And here is Lamberto Bava revisiting Faleria more than 30 years after LISA AND THE DEVIL, in David Gregory's "Kill, Bava, Kill!" featurette -- intended for release on Dark Sky Films' regrettably withdrawn KILL, BABY... KILL! DVD. I rather prefer that stone wall with the green moss clinging to it, don't you?

Also in LISA AND THE DEVIL I found this shot, which is another setting I felt I had seen more recently. It turns out it was also photographed in Faleria, on the street outside their San Giuliano L'Ospitaliero Church. This particular set-up doesn't appear in KILL, BABY... KILL!, at least to the best of my notice, but the church's bell tower memorably does.

Finally, here's Lamberto Bava again, rediscovering the location in the David Gregory featurette. He notes, a few moments later, that the crew of KILL, BABY... KILL! used to take their meals on the steps outside that church on the very cold evenings of the production.

Certainly, I'm not blaming Alfredo for not remembering a little side trip to Faleria during the making of LISA AND THE DEVIL thirty-some years ago.

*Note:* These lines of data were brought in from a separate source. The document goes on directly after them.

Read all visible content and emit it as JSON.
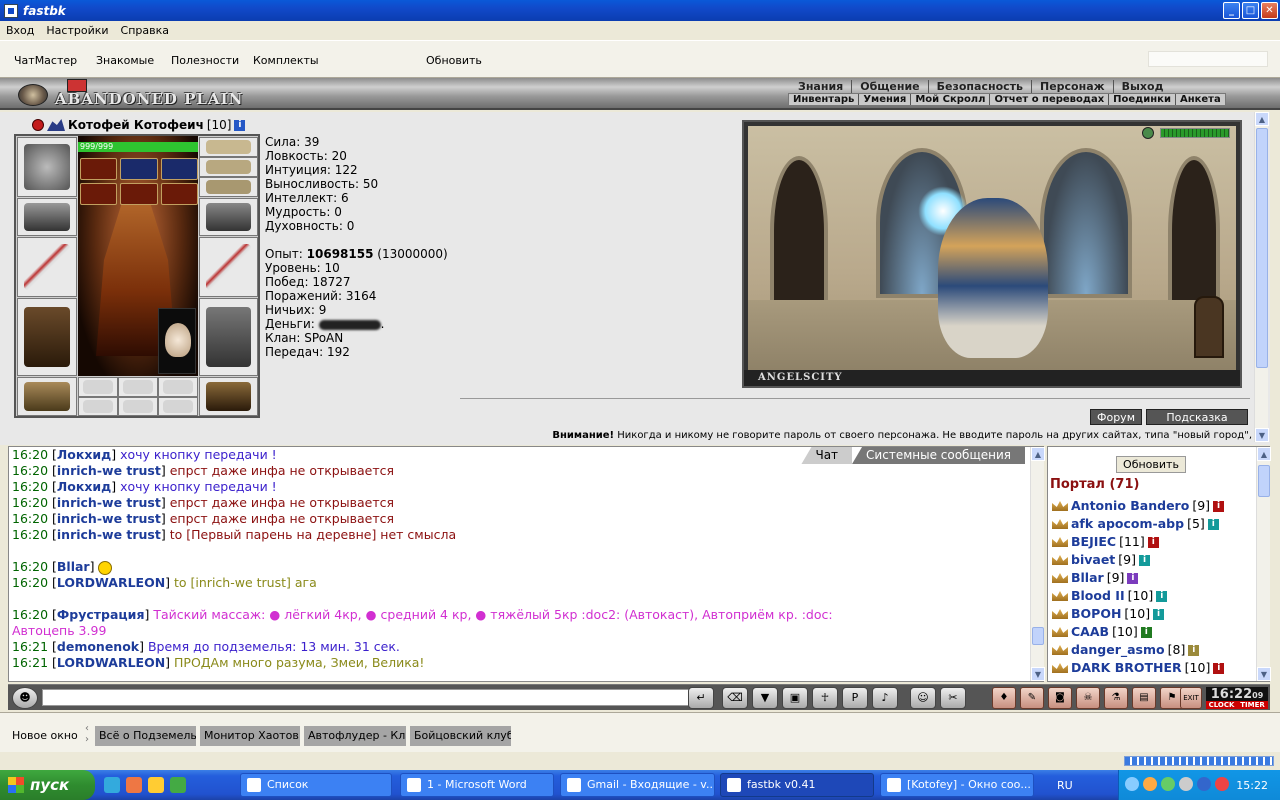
{
  "window": {
    "title": "fastbk"
  },
  "menu": [
    "Вход",
    "Настройки",
    "Справка"
  ],
  "toolbar": {
    "items": [
      "ЧатМастер",
      "Знакомые",
      "Полезности",
      "Комплекты"
    ],
    "refresh": "Обновить"
  },
  "game": {
    "logo": "ABANDONED PLAIN",
    "nav": [
      "Знания",
      "Общение",
      "Безопасность",
      "Персонаж",
      "Выход"
    ],
    "subnav": [
      "Инвентарь",
      "Умения",
      "Мой Скролл",
      "Отчет о переводах",
      "Поединки",
      "Анкета"
    ]
  },
  "character": {
    "name": "Котофей Котофеич",
    "level": "[10]",
    "hp": "999/999",
    "hp_fraction": 1.0,
    "stats": [
      {
        "label": "Сила:",
        "value": "39"
      },
      {
        "label": "Ловкость:",
        "value": "20"
      },
      {
        "label": "Интуиция:",
        "value": "122"
      },
      {
        "label": "Выносливость:",
        "value": "50"
      },
      {
        "label": "Интеллект:",
        "value": "6"
      },
      {
        "label": "Мудрость:",
        "value": "0"
      },
      {
        "label": "Духовность:",
        "value": "0"
      }
    ],
    "exp_label": "Опыт:",
    "exp": "10698155",
    "exp_next": "(13000000)",
    "info": [
      {
        "label": "Уровень:",
        "value": "10"
      },
      {
        "label": "Побед:",
        "value": "18727"
      },
      {
        "label": "Поражений:",
        "value": "3164"
      },
      {
        "label": "Ничьих:",
        "value": "9"
      },
      {
        "label": "Деньги:",
        "value": "."
      },
      {
        "label": "Клан:",
        "value": "SPoAN"
      },
      {
        "label": "Передач:",
        "value": "192"
      }
    ]
  },
  "scene": {
    "title": "ANGELSCITY",
    "hp_fraction": 1.0
  },
  "buttons": {
    "forum": "Форум",
    "hint": "Подсказка"
  },
  "warning": {
    "bold": "Внимание!",
    "text": " Никогда и никому не говорите пароль от своего персонажа. Не вводите пароль на других сайтах, типа \"новый город\","
  },
  "chat_tabs": [
    "Чат",
    "Системные сообщения"
  ],
  "chat": [
    {
      "time": "16:20",
      "nick": "Локхид",
      "text": "хочу кнопку передачи !",
      "style": "m2"
    },
    {
      "time": "16:20",
      "nick": "inrich-we trust",
      "text": "епрст даже инфа не открывается",
      "style": "m1"
    },
    {
      "time": "16:20",
      "nick": "Локхид",
      "text": "хочу кнопку передачи !",
      "style": "m2"
    },
    {
      "time": "16:20",
      "nick": "inrich-we trust",
      "text": "епрст даже инфа не открывается",
      "style": "m1"
    },
    {
      "time": "16:20",
      "nick": "inrich-we trust",
      "text": "епрст даже инфа не открывается",
      "style": "m1"
    },
    {
      "time": "16:20",
      "nick": "inrich-we trust",
      "text": "to [Первый парень на деревне] нет смысла",
      "style": "m3"
    },
    {
      "time": "16:20",
      "nick": "Bllar",
      "text": "",
      "style": "m2",
      "tall": true,
      "smiley": true
    },
    {
      "time": "16:20",
      "nick": "LORDWARLEON",
      "text": "to [inrich-we trust] ага",
      "style": "m4"
    },
    {
      "time": "16:20",
      "nick": "Фрустрация",
      "text": "Тайский массаж: ● лёгкий 4кр, ● средний 4 кр, ● тяжёлый 5кр :doc2: (Автокаст), Автоприём кр. :doc:",
      "style": "m5",
      "tall": true
    },
    {
      "time": "",
      "nick": "",
      "text": "Автоцепь 3.99",
      "style": "m5"
    },
    {
      "time": "16:21",
      "nick": "demonenok",
      "text": "Время до подземелья: 13 мин. 31 сек.",
      "style": "m6"
    },
    {
      "time": "16:21",
      "nick": "LORDWARLEON",
      "text": "ПРОДАм много разума, Змеи, Велика!",
      "style": "m7"
    }
  ],
  "users": {
    "refresh": "Обновить",
    "title": "Портал (71)",
    "list": [
      {
        "name": "Antonio Bandero",
        "level": "[9]",
        "badge": "red"
      },
      {
        "name": "afk apocom-abp",
        "level": "[5]",
        "badge": "teal"
      },
      {
        "name": "ВЕЈІЕС",
        "level": "[11]",
        "badge": "red"
      },
      {
        "name": "bivaet",
        "level": "[9]",
        "badge": "teal"
      },
      {
        "name": "Bllar",
        "level": "[9]",
        "badge": "purple"
      },
      {
        "name": "Blood II",
        "level": "[10]",
        "badge": "teal"
      },
      {
        "name": "ВОРОН",
        "level": "[10]",
        "badge": "teal"
      },
      {
        "name": "CAAB",
        "level": "[10]",
        "badge": "green"
      },
      {
        "name": "danger_asmo",
        "level": "[8]",
        "badge": "olive"
      },
      {
        "name": "DARK BROTHER",
        "level": "[10]",
        "badge": "red"
      }
    ]
  },
  "clock": {
    "time": "16:22",
    "sec": "09",
    "label1": "CLOCK",
    "label2": "TIMER"
  },
  "apptabs": {
    "new": "Новое окно",
    "tabs": [
      "Всё о Подземельях",
      "Монитор Хаотов",
      "Автофлудер - Клан",
      "Бойцовский клуб"
    ]
  },
  "taskbar": {
    "start": "пуск",
    "items": [
      "Список",
      "1 - Microsoft Word",
      "Gmail - Входящие - v...",
      "fastbk v0.41",
      "[Kotofey] - Окно соо..."
    ],
    "lang": "RU",
    "time": "15:22"
  }
}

How could I, when these shared locations weren't obvious to me after countless viewings of both films over a period of decades? Also, as you can see, there's a world of difference in how these locations can look in different times of day and also over the years.

The confirmation of recurring Faleria settings in LISA AND THE DEVIL is actually significant, because the film originated from a screenplay co-authored by Roberto Natale and Romano Migliorini, the authors of KILL, BABY... KILL! After finally confirming the logistical connection I long intuited between the two films with these screen grabs, my imagination began to accelerate and still more connections between the two films began to suggest themselves. The Baroness Graps (played by Giovanna Galletti) dies at the end of KILL, BABY... KILL! and the Contessa (played by Alida Valli) in LISA AND THE DEVIL is blind and dies differently... but are they not, in some inexplicable way, the same character? They look and dress much the same, and both are noblewomen who never leave their morbid, secluded villas. Is the Contessa's "shrine of death" villa not an echo of Villa Graps? Are not both women doomed by their unhealthy attachment to their children? And, as I ask in my LISA commentary -- in the movie's closing minutes, as Lisa emerges as a ghost from the ruins of the villa with a ball in her hand -- might not Lisa be short for... Melissa?

These are discoveries and ideas that didn't occur to me until long after finishing my book, so I am evidently still learning about my subject, even after writing close to 800,000 words. I can assure you that you'll learn some new things about LISA AND THE DEVIL from my audio commentary for the DVD, even if you've read my chapter on the film in MARIO BAVA ALL THE COLORS OF THE DARK... and vice versa. But it's only now that I have confirmed for myself this spatial relationship between the two films, and I'm glad to have an additional venue like Video WatchBlog, where I can share these eurekas with like-minded folk immediately.